The Affidavit of Merit statute states: "This act shall take effect immediately [June 29, 1995] and shall apply to causes of action which occur on or after the effective date of this act." L. 1995, c. 139, § 5. The basis of the dispute in Cornblatt was the phrase "causes of action which occur[.]" The defendant/ counterclaimant said the phrase was synonymous with "causes of action which accrue," while the plaintiff equated the phrase to "causes of action filed." Cornblatt, supra, 153 N.J. at 232. In this context, when the time of occurrence and accrual were congruent, the Court said: In sum, the meaning of the Affidavit of Merit Bill calls for its application only to those cases the underlying legally-significant facts of which happen, arise, or take place on or after the effective date of the statute. [Id. at 236.]
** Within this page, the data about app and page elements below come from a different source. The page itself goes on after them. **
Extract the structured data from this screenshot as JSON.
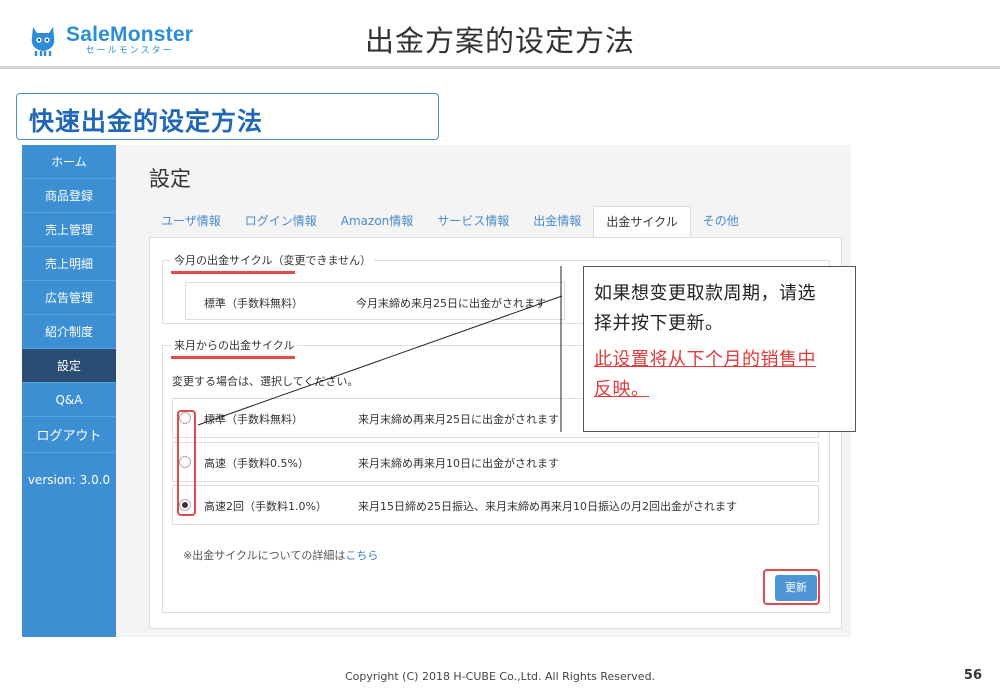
{
  "header": {
    "logo_name": "SaleMonster",
    "logo_sub": "セールモンスター",
    "slide_title": "出金方案的设定方法",
    "section_title": "快速出金的设定方法"
  },
  "sidebar": {
    "items": [
      {
        "label": "ホーム",
        "active": false
      },
      {
        "label": "商品登録",
        "active": false
      },
      {
        "label": "売上管理",
        "active": false
      },
      {
        "label": "売上明細",
        "active": false
      },
      {
        "label": "広告管理",
        "active": false
      },
      {
        "label": "紹介制度",
        "active": false
      },
      {
        "label": "設定",
        "active": true
      },
      {
        "label": "Q&A",
        "active": false
      },
      {
        "label": "ログアウト",
        "active": false
      }
    ],
    "version": "version: 3.0.0"
  },
  "main": {
    "title": "設定",
    "tabs": [
      {
        "label": "ユーザ情報",
        "active": false
      },
      {
        "label": "ログイン情報",
        "active": false
      },
      {
        "label": "Amazon情報",
        "active": false
      },
      {
        "label": "サービス情報",
        "active": false
      },
      {
        "label": "出金情報",
        "active": false
      },
      {
        "label": "出金サイクル",
        "active": true
      },
      {
        "label": "その他",
        "active": false
      }
    ],
    "current_cycle": {
      "legend": "今月の出金サイクル（変更できません）",
      "name": "標準（手数料無料）",
      "desc": "今月末締め来月25日に出金がされます"
    },
    "next_cycle": {
      "legend": "来月からの出金サイクル",
      "hint": "変更する場合は、選択してください。",
      "options": [
        {
          "name": "標準（手数料無料）",
          "desc": "来月末締め再来月25日に出金がされます",
          "checked": false
        },
        {
          "name": "高速（手数料0.5%）",
          "desc": "来月末締め再来月10日に出金がされます",
          "checked": false
        },
        {
          "name": "高速2回（手数料1.0%）",
          "desc": "来月15日締め25日振込、来月末締め再来月10日振込の月2回出金がされます",
          "checked": true
        }
      ]
    },
    "note_prefix": "※出金サイクルについての詳細は",
    "note_link": "こちら",
    "update_label": "更新"
  },
  "callout": {
    "line1": "如果想变更取款周期，请选",
    "line2": "择并按下更新。",
    "red1": "此设置将从下个月的销售中",
    "red2": "反映。"
  },
  "footer": {
    "copyright": "Copyright (C) 2018 H-CUBE Co.,Ltd. All Rights Reserved.",
    "page": "56"
  },
  "colors": {
    "accent": "#3c8fd3",
    "sidebar_active": "#2a4d73",
    "highlight_red": "#e34a4a",
    "title_blue": "#1f67b7"
  }
}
Thus, the Court never squarely addressed the applicability of the statute when occurrence of the negligence and accrual of the cause of action are on opposite sides of June 29, 1995. We believe the language and rationale of Cornblatt support the view that the occurrence of the negligent acts is the event that determines whether the Affidavit of Merit statute is applicable. In the present circumstances, the accrual of the cause of action is more akin to the filing event in Cornblatt than it is to an "occurrence," as the Court interpreted the statutory use of the word "occurs." The emphasis in Cornblatt was not on the creation or existence of a legal cause of action, but rather, on the facts that gave rise to that cause of action. Thus, Justice Handler initially framed the question as "whether the statute applies to cases filed on or after its effective date when the underlying facts constituting the alleged malpractice have occurred prior thereto." Id. at 224. He later held, "that the statute does not apply to malpractice actions filed on or after the effective date of the statute if the facts giving rise to the malpractice complaint occurred before that date." Id. at 229-230. And still later in the opinion, "we determine that the phrase 'causes of action which occur,' in effect, imports as its meaning the happening of facts that constitute a legal basis for remedial relief." Id. at 233. When analyzing the meaning of "cause of action" or "occur" or "accrue" in that context, the Court found definitional guidance from a variety of sources, virtually all of which related to facts or events that happen, arise or take place. Id. at 232-233.
The discovery rule does not alter the happening of events or facts. Indeed, it does not delay the existence of a cause of action, in the sense that the events giving rise to the cause of action are there from the occurrence of the negligence. The discovery rule simply delays accrual of the cause of action, for statute of limitations purposes, until the injured party reasonably discovers that a wrong has been done. Baird v. American Medical Optics, 155 N.J. 54, 66 (1998). The discovery rule is a court-made doctrine to ameliorate the "harsh and unjust results" that follow from a strict application of the statute of limitations. Lopez v. Swyer, 62 N.J. 267, 273-274 (1973). The focus of the Affidavit of Merit statute, as interpreted in Cornblatt, is not on a legal construct such as a filing date or a statute of limitations, but rather, on the real events that formed the cause of action. Accordingly, we hold that when negligent acts occur prior to the effective date of the Affidavit of Merit statute, the plaintiff is not statutorily obligated to file an affidavit of merit if the suit is filed after that date, even if the filing ...